War on Skunks
The next day, I borrowed a 6 inch colt huntsman from a local friend. That evening before dark, I ate a can of sardines and poured the fishy oil on the rocks at the edge of small cliff next to camp. I backed off about 20 feet and waited. It took less than three minutes for one of my stripped friends to show up. His nose was in the air and he tracked straight to the fishy oil. The wind was blowing away from camp, so I let him have it.
Pop! Pop! and one of the little skunkers was gone off to that happy skunking ground. The first shot was in the head, but since I was backing up as I shot again, my 2nd shot missed. Why was I backing up? Because I expected to be sprayed. The skunk didn’t spray, but he did leak skunk juice. It is one thing to smell fresh skunk spray, it is another thing to smell it up close. I could taste it. Glad I didn’t get any on me. I grabbed the camp shovel and pitched him off the cliff face. About 10 minutes later, there was another one. Pop! Shovel. After ten more minutes, Pop! Shovel again. Three less skunks to deal with.
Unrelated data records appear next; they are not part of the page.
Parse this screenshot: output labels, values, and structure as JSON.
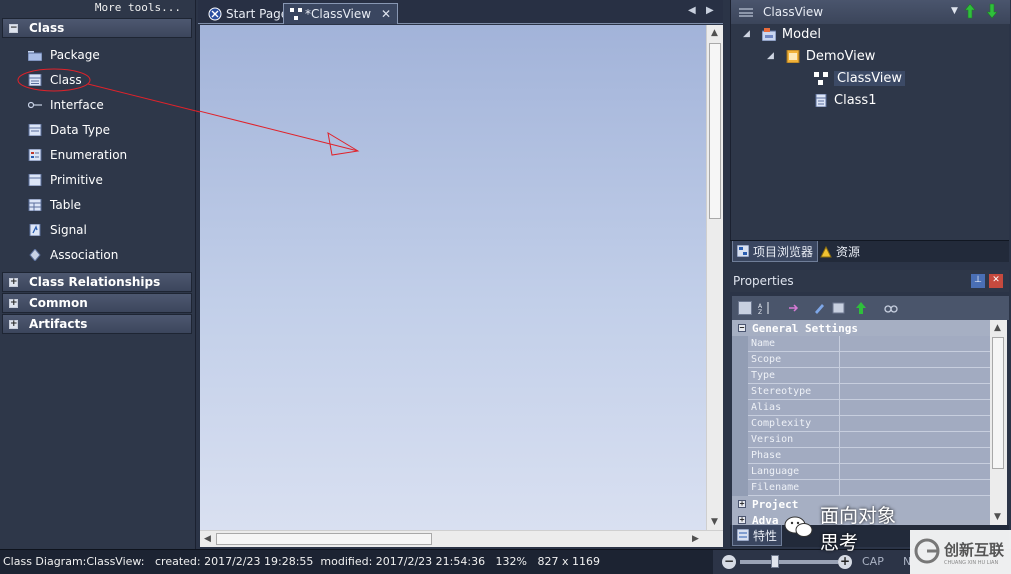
{
  "toolbox": {
    "more_tools": "More tools...",
    "groups": [
      {
        "label": "Class",
        "expanded": true
      },
      {
        "label": "Class Relationships",
        "expanded": false
      },
      {
        "label": "Common",
        "expanded": false
      },
      {
        "label": "Artifacts",
        "expanded": false
      }
    ],
    "items": [
      {
        "label": "Package",
        "icon": "package-icon"
      },
      {
        "label": "Class",
        "icon": "class-icon"
      },
      {
        "label": "Interface",
        "icon": "interface-icon"
      },
      {
        "label": "Data Type",
        "icon": "datatype-icon"
      },
      {
        "label": "Enumeration",
        "icon": "enumeration-icon"
      },
      {
        "label": "Primitive",
        "icon": "primitive-icon"
      },
      {
        "label": "Table",
        "icon": "table-icon"
      },
      {
        "label": "Signal",
        "icon": "signal-icon"
      },
      {
        "label": "Association",
        "icon": "association-icon"
      }
    ]
  },
  "tabs": [
    {
      "label": "Start Page",
      "active": false
    },
    {
      "label": "*ClassView",
      "active": true
    }
  ],
  "project_browser": {
    "title": "ClassView",
    "tree": [
      {
        "label": "Model",
        "level": 0
      },
      {
        "label": "DemoView",
        "level": 1
      },
      {
        "label": "ClassView",
        "level": 2,
        "selected": true
      },
      {
        "label": "Class1",
        "level": 2
      }
    ],
    "tabs": [
      "项目浏览器",
      "资源"
    ]
  },
  "properties": {
    "title": "Properties",
    "categories": [
      {
        "label": "General Settings",
        "expanded": true
      },
      {
        "label": "Project",
        "expanded": false
      },
      {
        "label": "Adva",
        "expanded": false
      }
    ],
    "fields": [
      "Name",
      "Scope",
      "Type",
      "Stereotype",
      "Alias",
      "Complexity",
      "Version",
      "Phase",
      "Language",
      "Filename"
    ],
    "tab": "特性"
  },
  "statusbar": {
    "text": "Class Diagram:ClassView:   created: 2017/2/23 19:28:55  modified: 2017/2/23 21:54:36   132%   827 x 1169",
    "flags": [
      "CAP",
      "N"
    ]
  },
  "watermark": {
    "wechat_text": "面向对象思考",
    "brand_text": "创新互联",
    "brand_sub": "CHUANG XIN HU LIAN"
  },
  "colors": {
    "canvas_top": "#a2b3d9",
    "canvas_bottom": "#d9e0f1",
    "annotation_red": "#e0222a",
    "panel_bg": "#2e3749"
  }
}
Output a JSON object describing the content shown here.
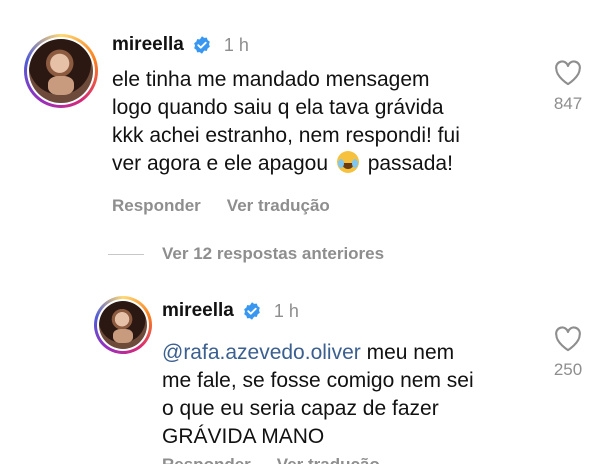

I was hanging around camp several days later as a new group of volunteers arrived. We introduced ourselves and I showed them their living quarters. They were concerned I was carrying a pistol on my hip. I told them it was mainly for skunks. They immediately made “frowny” faces and said something about not hurting skunks and they were too cute and all that. They also couldn’t seem to grasp the idea that a person that studied wildlife could carry a weapon and use it on wildlife. Their world must have been small.
I tried to defend my intentions by telling them about how much sleep we had lost and how they had eaten too much food and that they were probably a rabies risk. They weren’t having any of it. To keep the peace, I didn’t shoot any skunks that night. I left them to their quarters and moved off to my pup tent.
I heard a lot of commotion around their tent that night. I smiled to myself and went back to sleep. Who am I do deny these “city folk” a good camping story? The next day was an observation day for me, so I didn’t talk to them until the following evening. When I came down the hill, the first words out of their mouths was how they didn’t get any sleep the previous night because the skunk came in the tent and ate or ruined all their food.
In one night, my new skunk-hugging friends were convinced of the necessity for skunk control.They actually asked me to shoot the skunk. I teasingly asked them if they wanted to borrow my pistol. They wanted me to do the controlling. It was already dark and I was tired, so I told them they would have to survive one more night before I could do anything. They had secured all their food and they followed my advice and tied the zipper shut that night.
The next morning, before I went into town, I left a small piece of my sandwich at the edge of the cliff. Before I finished the sandwich, another skunk joined his companions at the bottom of the cliff. At least he left this world knowing the joy of eating turkey with mayo.
Skunk Problem or People Problem?
So, how do you keep skunks out of a tent? Simple, don’t put food in the tent. Skunks never bothered me while I slept out on the ground or when I slept in my pup tent. They only tried to get into the big tent, because food was kept there. They aren’t attracted to us, they are attracted to our food.
The skunks were never the problem. We were the problem. We camped in one area too long and we were not careful about keeping food out of reach. In over 30 years of camping, I have never had another skunk problem at camp.
I have still never been skunked and I would like to keep it that way.
How To Get Rid of Skunks in Your Yard, Garden, Under the House and Remove Skunk Odor from Your Dog After Getting Sprayed
Photo Credit: http://www.birdphotos.com (Own work) [CC-BY-3.0]